● **WHAT YOU ARE ASKED TO DO**: Your answer must be the full set of records, repeated exactly.

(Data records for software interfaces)
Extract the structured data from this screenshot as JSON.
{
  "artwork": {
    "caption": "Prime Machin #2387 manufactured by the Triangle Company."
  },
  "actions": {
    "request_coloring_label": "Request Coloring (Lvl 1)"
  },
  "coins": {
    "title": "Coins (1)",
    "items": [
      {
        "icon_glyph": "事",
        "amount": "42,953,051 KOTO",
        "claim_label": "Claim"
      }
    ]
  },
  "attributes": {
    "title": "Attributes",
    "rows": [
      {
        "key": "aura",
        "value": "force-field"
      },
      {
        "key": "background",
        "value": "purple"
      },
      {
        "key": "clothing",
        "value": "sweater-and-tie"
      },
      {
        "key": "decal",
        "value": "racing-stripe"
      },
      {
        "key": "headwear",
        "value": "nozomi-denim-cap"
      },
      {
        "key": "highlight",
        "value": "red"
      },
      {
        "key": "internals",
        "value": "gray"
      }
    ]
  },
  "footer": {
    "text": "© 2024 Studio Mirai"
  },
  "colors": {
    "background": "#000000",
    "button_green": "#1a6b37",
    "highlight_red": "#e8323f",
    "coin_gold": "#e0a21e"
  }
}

● **WORKED SOLUTION**:
Extract the structured data from this screenshot as JSON.
{
  "artwork": {
    "caption": "Prime Machin #2387 manufactured by the Triangle Company."
  },
  "actions": {
    "request_coloring_label": "Request Coloring (Lvl 1)"
  },
  "coins": {
    "title": "Coins (1)",
    "items": [
      {
        "icon_glyph": "事",
        "amount": "42,953,051 KOTO",
        "claim_label": "Claim"
      }
    ]
  },
  "attributes": {
    "title": "Attributes",
    "rows": [
      {
        "key": "aura",
        "value": "force-field"
      },
      {
        "key": "background",
        "value": "purple"
      },
      {
        "key": "clothing",
        "value": "sweater-and-tie"
      },
      {
        "key": "decal",
        "value": "racing-stripe"
      },
      {
        "key": "headwear",
        "value": "nozomi-denim-cap"
      },
      {
        "key": "highlight",
        "value": "red"
      },
      {
        "key": "internals",
        "value": "gray"
      }
    ]
  },
  "footer": {
    "text": "© 2024 Studio Mirai"
  },
  "colors": {
    "background": "#000000",
    "button_green": "#1a6b37",
    "highlight_red": "#e8323f",
    "coin_gold": "#e0a21e"
  }
}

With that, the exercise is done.